by Debra Koontz Roberson
Remember this children’s nursery rhyme?
I never saw a purple cow
I never hope to see one
But I can tell you this right now
I’d rather see than be one.
Being different may be a horrible thought when you are a child or teenager, but it’s essential when you’re a grownup marketing yourself and your books. God made you a creative sort, so why not let it shine?
My mantra: Be a purple cow.
Really, Debra, a purple cow? Isn’t that a silly notion best left with children? Perhaps, but the visual it creates is sure an easy one to carry with you, and the attendees at the most recent Dale Carnegie course I assisted with left the session all vowing to become purple cows.
But, Debra, that’s so boastful and egotistical! No, I’m not talking about strutting and prancing and grandstanding. A purple cow still swishes at flies and sleeps in the meadow amidst cow patties and grazes with her docile brown friends. She just radiates a different color.
Being different (drawing on that creative side) helps others to take an interest in you. It can distinguish you from the crowd, give readers a hook to rest their memory on, and provide a visual for better recall.
And, Because We Love Show Instead of Tell:
Picture it: You’re driving down a country road with your family in a white SUV, not a cloud in the sky.
From the back seat your child yells, “Mommy! Daddy! Look at the cows.”
You screech on the breaks. Every head in the car turns to see a beautiful field filled with brown cows.
You say: “Awe, aren’t they pretty?”
Your spouse adds: “Look at that, they’re all brown. All the same.”
Eureka! You realize that if one of those cows was, say, purple….now that cow would get attention! That cow would stand out.”
Bring the Cows Home
I bet you started your book with your purple side. Your penchant to write certainly comes from your purpleness…after all, you probably know more non-writers than writers, yes? Perhaps an agent gave you the nod because you revealed some purple.
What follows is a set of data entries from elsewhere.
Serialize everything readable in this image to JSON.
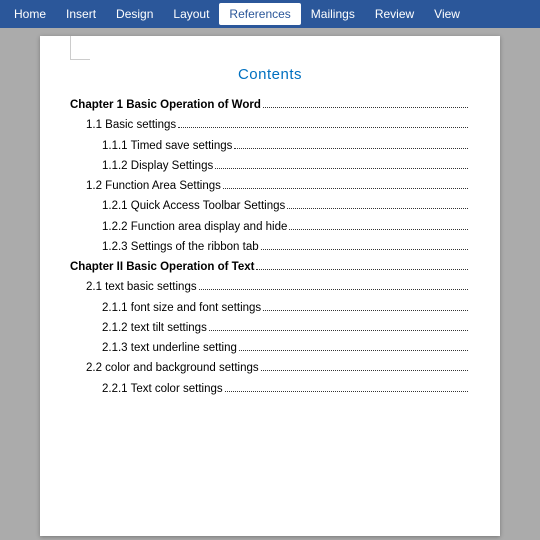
{
  "menuBar": {
    "items": [
      {
        "label": "Home",
        "active": false
      },
      {
        "label": "Insert",
        "active": false
      },
      {
        "label": "Design",
        "active": false
      },
      {
        "label": "Layout",
        "active": false
      },
      {
        "label": "References",
        "active": true
      },
      {
        "label": "Mailings",
        "active": false
      },
      {
        "label": "Review",
        "active": false
      },
      {
        "label": "View",
        "active": false
      }
    ]
  },
  "document": {
    "tocTitle": "Contents",
    "entries": [
      {
        "level": 0,
        "text": "Chapter 1 Basic Operation of Word"
      },
      {
        "level": 1,
        "text": "1.1 Basic settings"
      },
      {
        "level": 2,
        "text": "1.1.1 Timed save settings"
      },
      {
        "level": 2,
        "text": "1.1.2 Display Settings"
      },
      {
        "level": 1,
        "text": "1.2 Function Area Settings"
      },
      {
        "level": 2,
        "text": "1.2.1 Quick Access Toolbar Settings"
      },
      {
        "level": 2,
        "text": "1.2.2 Function area display and hide"
      },
      {
        "level": 2,
        "text": "1.2.3 Settings of the ribbon tab"
      },
      {
        "level": 0,
        "text": "Chapter II Basic Operation of Text"
      },
      {
        "level": 1,
        "text": "2.1 text basic settings"
      },
      {
        "level": 2,
        "text": "2.1.1 font size and font settings"
      },
      {
        "level": 2,
        "text": "2.1.2 text tilt settings"
      },
      {
        "level": 2,
        "text": "2.1.3 text underline setting"
      },
      {
        "level": 1,
        "text": "2.2 color and background settings"
      },
      {
        "level": 2,
        "text": "2.2.1 Text color settings"
      }
    ]
  }
}
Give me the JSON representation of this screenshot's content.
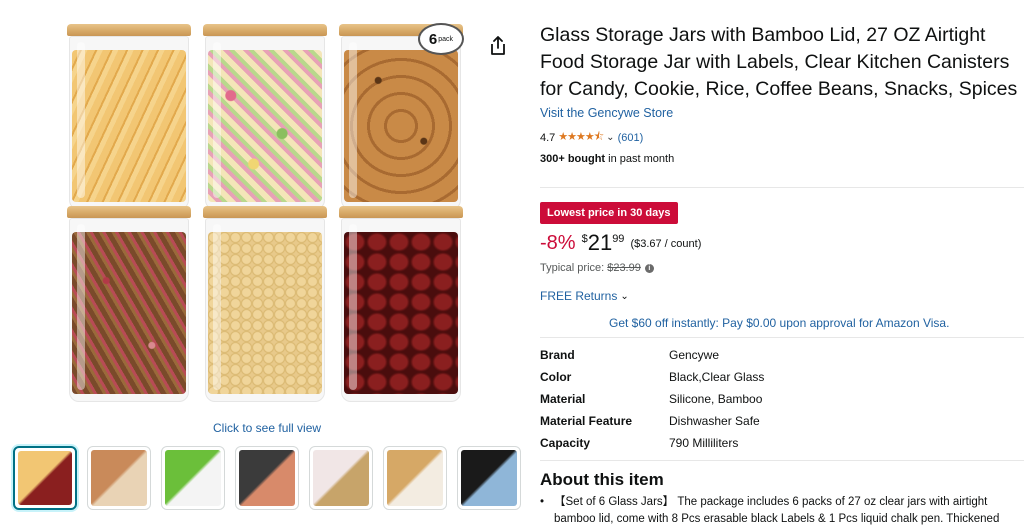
{
  "gallery": {
    "pack_badge_number": "6",
    "pack_badge_text": "pack",
    "see_full_view": "Click to see full view",
    "thumbnails": [
      {
        "name": "thumb-jars",
        "colors": [
          "#f2c673",
          "#8a1f1f"
        ]
      },
      {
        "name": "thumb-kitchen",
        "colors": [
          "#c98a5a",
          "#e9d3b5"
        ]
      },
      {
        "name": "thumb-labels",
        "colors": [
          "#6bbf3a",
          "#f4f4f4"
        ]
      },
      {
        "name": "thumb-pasta-hand",
        "colors": [
          "#3b3b3b",
          "#d88a6a"
        ]
      },
      {
        "name": "thumb-candy",
        "colors": [
          "#f1e6e6",
          "#c7a46a"
        ]
      },
      {
        "name": "thumb-lids",
        "colors": [
          "#d6a866",
          "#f3ece1"
        ]
      },
      {
        "name": "thumb-dishwasher",
        "colors": [
          "#1a1a1a",
          "#8fb6d8"
        ]
      }
    ]
  },
  "product": {
    "title": "Glass Storage Jars with Bamboo Lid, 27 OZ Airtight Food Storage Jar with Labels, Clear Kitchen Canisters for Candy, Cookie, Rice, Coffee Beans, Snacks, Spices",
    "store_link": "Visit the Gencywe Store",
    "rating": "4.7",
    "stars": "★★★★⯪",
    "rating_count": "(601)",
    "bought_bold": "300+ bought",
    "bought_rest": " in past month",
    "deal_badge": "Lowest price in 30 days",
    "discount": "-8%",
    "currency": "$",
    "price_whole": "21",
    "price_cents": "99",
    "per_count": "($3.67 / count)",
    "typical_label": "Typical price:",
    "typical_price": "$23.99",
    "free_returns": "FREE Returns",
    "promo": "Get $60 off instantly: Pay $0.00 upon approval for Amazon Visa.",
    "specs": [
      {
        "key": "Brand",
        "value": "Gencywe"
      },
      {
        "key": "Color",
        "value": "Black,Clear Glass"
      },
      {
        "key": "Material",
        "value": "Silicone, Bamboo"
      },
      {
        "key": "Material Feature",
        "value": "Dishwasher Safe"
      },
      {
        "key": "Capacity",
        "value": "790 Milliliters"
      }
    ],
    "about_heading": "About this item",
    "bullet_1": "【Set of 6 Glass Jars】 The package includes 6 packs of 27 oz clear jars with airtight bamboo lid, come with 8 Pcs erasable black Labels & 1 Pcs liquid chalk pen. Thickened"
  },
  "colors": {
    "link": "#2162a1",
    "deal_red": "#cc0c39",
    "star": "#de7921"
  }
}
Your purpleness is what you can offer to others to make it easier for them to ask you questions and to get to know you and your work.
Try this, instead:
I am a purple cow
I always plan to be one
And I can tell you this right now
I’d rather be than see one!
Think of it as applying a color to the uniqueness God gave you.
Having grown up on a dairy farm, Debra Koontz Roberson (D.L.Koontz) confesses to finding it easier to milk cows than become one-no matter the color. She was taught to be humble and not draw attention to herself, so her first novel, Crossing into the Mystic-with its plot wrapped around ghosts, demons and romance-is inherently more purple than she is. But, she turns a stunning vibrant purple when she’s alone in her writing nook in southern Georgia working on the third installment to her trilogy. Find her at www.dlkoontz.com.